Pancreatic cancer represents a life threatening disease with rising mortality. Although the synergistic combination of gemcitabine and albumin-bound paclitaxel has proven to enhance the median survival rates as compared to gemcitabine alone, their systemic and repeated co-administration has been associated with serious toxic side effects and poor patient compliance. For this purpose, we designed a thermosensitive and biodegradable hydrogel encapsulating targeted nanoparticles for the local and sustained delivery of gemcitabine (GEM) and paclitaxel (PTX) to pancreatic cancer. GEM and PTX were loaded into PR_b-functionalized liposomes targeting integrin α5β1, which was shown to be overexpressed in pancreatic cancer. PR_b is a fibronectin-mimetic peptide that binds to α5β1 with high affinity and specificity. The PR_b liposomes were encapsulated into a poly(δ-valerolactone-co-D,L-lactide)-b-poly(ethylene glycol)-b-poly(δ-valerolactone-co-D,L-lactide) (PVLA-PEG-PVLA) hydrogel and demonstrated sustained release of both drugs compared to PR_b-functionalized liposomes free in solution or free drugs in the hydrogel. Moreover, the hydrogel-nanoparticle system was proven to be very efficient towards killing monolayers of human pancreatic cancer cells (PANC-1), and showed a significant reduction in the growth pattern of PANC-1 tumor spheroids as compared to hydrogels encapsulating non-targeted liposomes with GEM/PTX or free drugs, after a one week treatment period. Our hybrid hydrogel-nanoparticle system is a promising platform for the local and sustained delivery of GEM/PTX to pancreatic cancer, with the goal of maximizing the therapeutic efficacy of this synergistic drug cocktail while potentially minimizing toxic side effects and eliminating the need for repeated co-administration.

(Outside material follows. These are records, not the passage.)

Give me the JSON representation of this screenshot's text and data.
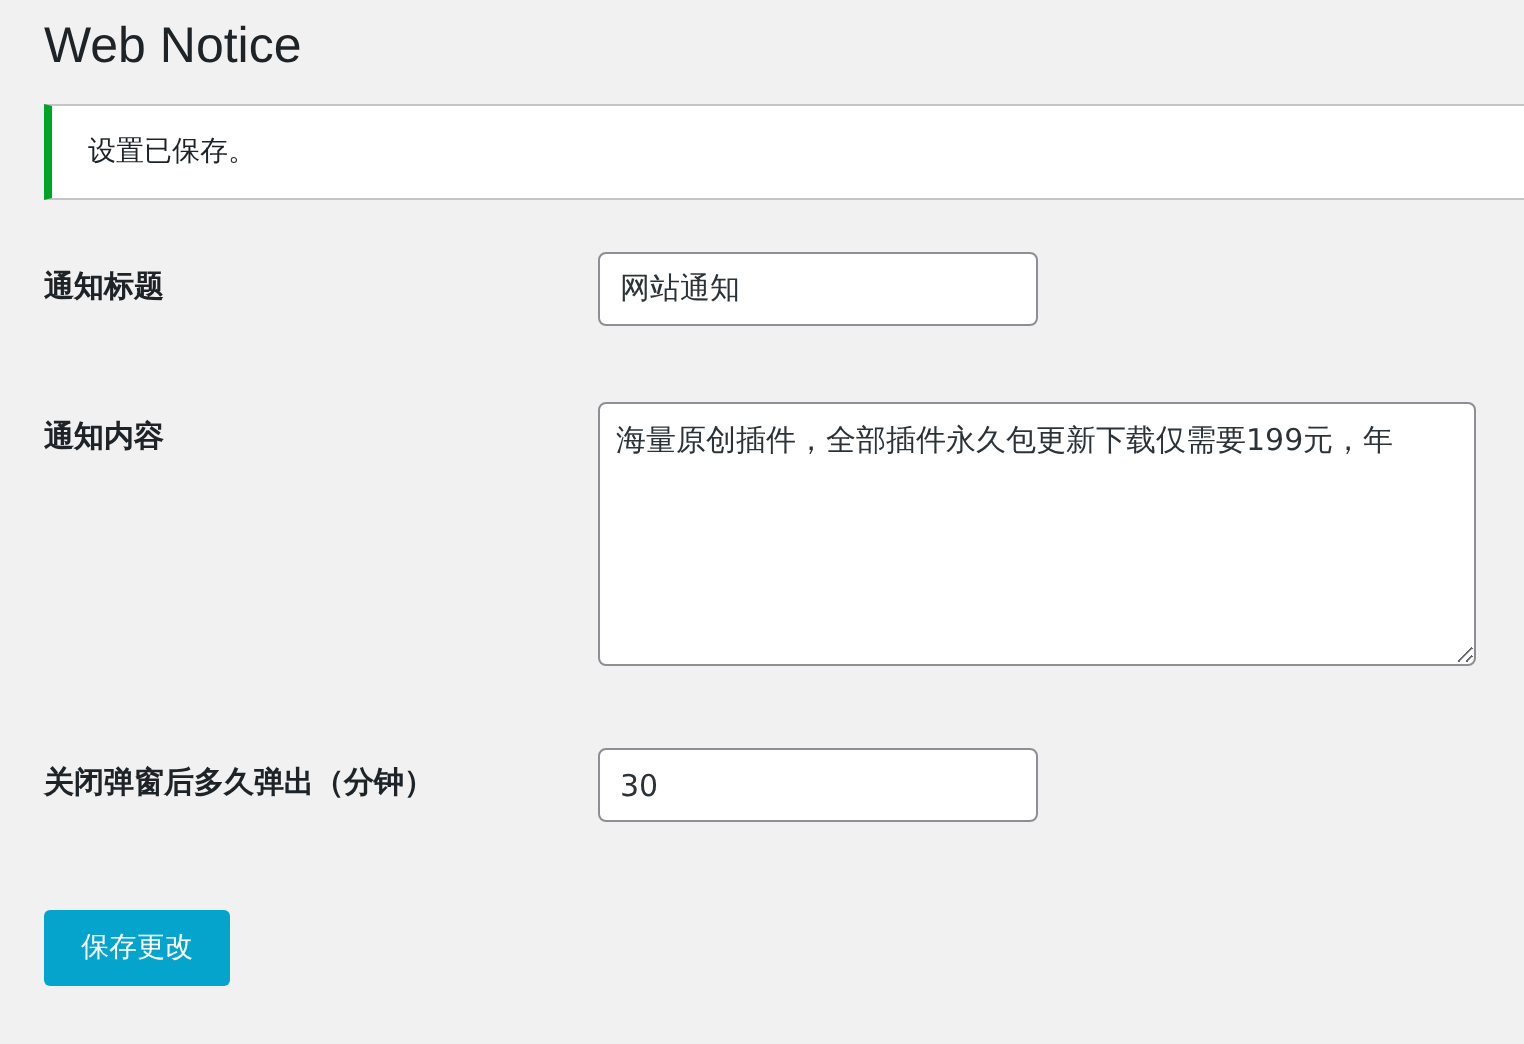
{
  "page_title": "Web Notice",
  "notice": {
    "message": "设置已保存。"
  },
  "fields": [
    {
      "kind": "input",
      "label": "通知标题",
      "value": "网站通知"
    },
    {
      "kind": "textarea",
      "label": "通知内容",
      "value": "海量原创插件，全部插件永久包更新下载仅需要199元，年"
    },
    {
      "kind": "input",
      "label": "关闭弹窗后多久弹出（分钟）",
      "value": "30"
    }
  ],
  "submit_button": "保存更改"
}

ResearchGate has not been able to resolve any references for this publication.